FTHCI 2013-12-05 Volume 6 Issue 2

Methods and Techniques for Involving Children in the Design of New Technology for Children BIBAFull-TextFull-Text 85-166
  Jerry Alan Fails; Mona Leigh Guha; Allison Druin
Children have participated in the design of technologies intended to be used by children with varying degrees of involvement, using diverse methods, and in differing contexts. This participation can be characterized as involving children as users, testers, informants, or design partners. It is only relatively recent that researchers around the world have begun to work more substantively with children to design technologies for children. This monograph synthesizes prior work involving children as informants and design partners, and describes the emergence of participatory design methods and techniques for children. We consider the various roles children have played in the design process, with a focus on those that integrally involve children throughout the process. We summarize and provide a pragmatic foundation for fellow researchers and practitioners to use several methods and techniques for designing technologies with and for children. In this monograph we relate the techniques to the design goals they help fulfill. The monograph concludes with a consideration of working with children in technology design processes as we move into the twenty-first century.

FTHCI 2014-04-04 Volume 6 Issue 3/4

Designing for Healthy Lifestyles: Design Considerations for Mobile Technologies to Encourage Consumer Health and Wellness BIBAKFull-TextFull-Text 167-315
  Sunny Consolvo; Predrag Klasnja; David W. McDonald; James A. Landay
As the rates of lifestyle diseases such as obesity, diabetes, and heart disease continue to rise, the development of effective tools that can help people adopt and sustain healthier habits is becoming ever more important. Mobile computing holds great promise for providing effective support for helping people manage their health in everyday life. Yet, for this promise to be realized, mobile wellness systems need to be well designed, not only in terms of how they implement specific behavior-change techniques but also, among other factors, in terms of how much burden they put on the user, how well they integrate into the user's daily life, and how they address the user's privacy concerns. Designing for all of these constraints is difficult, and it is often not clear what tradeoffs particular design decisions have on how a wellness application is experienced and used. In this monograph, we provide an account of different design approaches to common features of mobile wellness applications and we discuss the tradeoffs inherent in those approaches.

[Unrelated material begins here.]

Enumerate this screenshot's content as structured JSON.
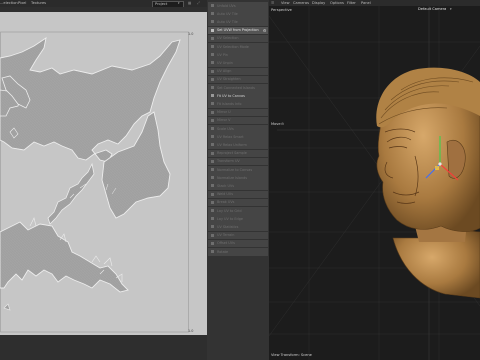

We also outline the key challenges that HCI researchers and designers will need to address to move the state of the art for mobile wellness technologies forward.
Keywords: Design and Evaluation; Technology; Ubiquitous computing; Wearable computing; Mobile/Pervasive; User Interfaces; Health Care